The dancing was silhouetted again when Fosbenner, Alexander, Climo, Laidlaw, Freger, Fuller, Stokowski, Fronczekk and Livingston gracefully brushed the stage to choreography by Alexander and music by Imogen Heap, Never Shout Never, and Mumford and Sons, “Sweeping Insensitivity.”
Hip-hop was brought in by Sparkman and her class, including Comunale, Kusher, Carbaugh, Coleman, Cunningham, McGinty, Miller, Mulkins, Dara Stockdell ,Trill, Audra Joseph and Lisa Master. Music was”Dizzy” by Day 26. Hip-hop is hard to feel, especially if you are a ballet-trained dancer, and it was evident that some of the dancers in this number where trying to break free from technique so they could express themselves through unstructured movement.
“Man! I Feel Like a Woman!” by Shania Twain was used by the baton class, including Yohe, Veschio, Herr, Mellor, Patty Camarda, Alexis Ellis, Jenna Lowrey, Carley Risley and Brittany Yu. Yohe choreographed this piece, and batons flew high, with some batonists twirling more than one.
Salter had her number “Rock Your Soul” by Elisa do just that with the intermediate class. These girls are learning fast; their technique is growing, but it was their movement and emotional connection with the audience that really made the piece draw you in.
“Settle Down,” music by Kimbra and choreography by Fuller, was my favorite piece of the evening. It was modern, sexy and quirky, and incorporated dancers with incredible technique and theatrics: Fuller, Salter, Cerimele, Livingston and Freger. The girls took on the idea of the old-fashioned wife and quickly flipped it on its head, whipping their aprons off and dancing with pizzazz.

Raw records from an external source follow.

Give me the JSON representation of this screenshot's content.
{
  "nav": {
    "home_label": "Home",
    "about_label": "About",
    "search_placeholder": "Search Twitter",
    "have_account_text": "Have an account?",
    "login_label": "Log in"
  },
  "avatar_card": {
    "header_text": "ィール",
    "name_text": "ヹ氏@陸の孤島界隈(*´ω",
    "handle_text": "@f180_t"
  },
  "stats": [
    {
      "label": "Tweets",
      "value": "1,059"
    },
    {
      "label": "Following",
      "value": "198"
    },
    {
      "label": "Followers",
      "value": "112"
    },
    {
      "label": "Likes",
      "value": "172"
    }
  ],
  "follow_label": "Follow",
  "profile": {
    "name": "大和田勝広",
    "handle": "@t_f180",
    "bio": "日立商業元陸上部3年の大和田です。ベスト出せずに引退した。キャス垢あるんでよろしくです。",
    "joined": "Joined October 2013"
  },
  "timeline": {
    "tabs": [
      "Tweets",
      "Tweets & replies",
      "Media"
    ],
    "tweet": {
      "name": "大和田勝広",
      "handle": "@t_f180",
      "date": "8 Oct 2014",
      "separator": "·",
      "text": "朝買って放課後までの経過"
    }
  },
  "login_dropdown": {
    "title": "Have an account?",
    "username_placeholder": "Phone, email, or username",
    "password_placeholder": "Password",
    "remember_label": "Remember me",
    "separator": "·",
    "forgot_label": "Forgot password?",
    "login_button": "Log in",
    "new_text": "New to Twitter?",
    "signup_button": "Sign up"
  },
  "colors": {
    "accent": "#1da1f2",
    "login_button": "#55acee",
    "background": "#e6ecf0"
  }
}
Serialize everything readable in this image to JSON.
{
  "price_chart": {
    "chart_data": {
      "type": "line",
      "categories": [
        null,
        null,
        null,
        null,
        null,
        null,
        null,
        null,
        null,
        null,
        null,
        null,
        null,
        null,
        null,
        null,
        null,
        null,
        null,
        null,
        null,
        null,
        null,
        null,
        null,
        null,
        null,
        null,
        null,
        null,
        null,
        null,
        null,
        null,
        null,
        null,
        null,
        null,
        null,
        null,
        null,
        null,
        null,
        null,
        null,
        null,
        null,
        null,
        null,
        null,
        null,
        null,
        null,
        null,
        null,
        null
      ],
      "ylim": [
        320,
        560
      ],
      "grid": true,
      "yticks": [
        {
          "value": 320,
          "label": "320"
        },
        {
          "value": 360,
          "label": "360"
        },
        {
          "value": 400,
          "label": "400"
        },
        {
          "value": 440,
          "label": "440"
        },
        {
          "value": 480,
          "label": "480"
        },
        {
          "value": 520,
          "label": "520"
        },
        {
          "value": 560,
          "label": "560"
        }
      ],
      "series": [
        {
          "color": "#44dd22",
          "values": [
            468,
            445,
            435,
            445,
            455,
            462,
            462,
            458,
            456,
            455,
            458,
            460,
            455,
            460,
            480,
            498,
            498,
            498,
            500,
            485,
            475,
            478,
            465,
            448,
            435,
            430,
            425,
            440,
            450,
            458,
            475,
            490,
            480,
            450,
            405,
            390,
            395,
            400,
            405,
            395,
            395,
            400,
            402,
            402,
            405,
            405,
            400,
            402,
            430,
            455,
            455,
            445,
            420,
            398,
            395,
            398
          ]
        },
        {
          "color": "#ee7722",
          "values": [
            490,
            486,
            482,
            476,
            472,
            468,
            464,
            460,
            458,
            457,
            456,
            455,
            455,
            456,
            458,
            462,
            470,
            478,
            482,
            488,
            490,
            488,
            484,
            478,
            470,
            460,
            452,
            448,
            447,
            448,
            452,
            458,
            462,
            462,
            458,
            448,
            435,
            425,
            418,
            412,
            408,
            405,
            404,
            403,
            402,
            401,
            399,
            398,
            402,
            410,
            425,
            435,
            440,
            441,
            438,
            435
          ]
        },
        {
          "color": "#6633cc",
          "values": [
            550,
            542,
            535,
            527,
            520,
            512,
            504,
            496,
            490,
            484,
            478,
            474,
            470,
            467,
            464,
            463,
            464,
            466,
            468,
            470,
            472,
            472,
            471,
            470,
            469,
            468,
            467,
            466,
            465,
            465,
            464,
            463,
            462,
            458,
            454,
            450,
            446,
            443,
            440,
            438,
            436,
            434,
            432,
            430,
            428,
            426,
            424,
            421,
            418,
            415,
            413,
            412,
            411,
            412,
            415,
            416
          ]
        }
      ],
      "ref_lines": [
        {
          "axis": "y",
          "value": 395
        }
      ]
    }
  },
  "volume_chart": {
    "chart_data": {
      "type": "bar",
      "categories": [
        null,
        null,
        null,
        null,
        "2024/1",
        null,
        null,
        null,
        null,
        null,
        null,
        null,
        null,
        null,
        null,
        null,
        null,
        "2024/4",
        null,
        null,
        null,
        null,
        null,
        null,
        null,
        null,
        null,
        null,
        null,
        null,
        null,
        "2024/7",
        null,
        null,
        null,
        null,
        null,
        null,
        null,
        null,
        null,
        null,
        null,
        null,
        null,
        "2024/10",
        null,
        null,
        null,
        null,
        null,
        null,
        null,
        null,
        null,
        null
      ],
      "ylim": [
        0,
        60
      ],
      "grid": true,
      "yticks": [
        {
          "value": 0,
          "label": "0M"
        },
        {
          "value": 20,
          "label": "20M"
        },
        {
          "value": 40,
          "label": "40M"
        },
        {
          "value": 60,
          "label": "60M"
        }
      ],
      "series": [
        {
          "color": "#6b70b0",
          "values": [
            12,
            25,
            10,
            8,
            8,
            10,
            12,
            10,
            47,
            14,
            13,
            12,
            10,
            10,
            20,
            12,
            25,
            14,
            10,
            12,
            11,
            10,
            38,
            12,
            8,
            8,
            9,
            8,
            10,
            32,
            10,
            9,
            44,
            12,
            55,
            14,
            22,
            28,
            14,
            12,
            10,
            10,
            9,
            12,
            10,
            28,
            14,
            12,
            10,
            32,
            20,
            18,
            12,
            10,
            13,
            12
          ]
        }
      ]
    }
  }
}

“Gotcha” was a trio choreographed by Messino, with music by Liza Minelli. Messino, Comunale and O’Rorke were sassy and sizzling in this number slightly reminiscent of “Cell Block Tango” from “Chicago.”
No one saw what was coming when the dancers came out to take their final bows – and then rush the audience to music by Fun Ft. Janelle Monae (Alvin Risk Remix) and choreography by Sparkman. Dancers took the floor and aisles as they danced their hearts out one last time before the curtain came down and another season with Exhalations Dance Theatre came to a close.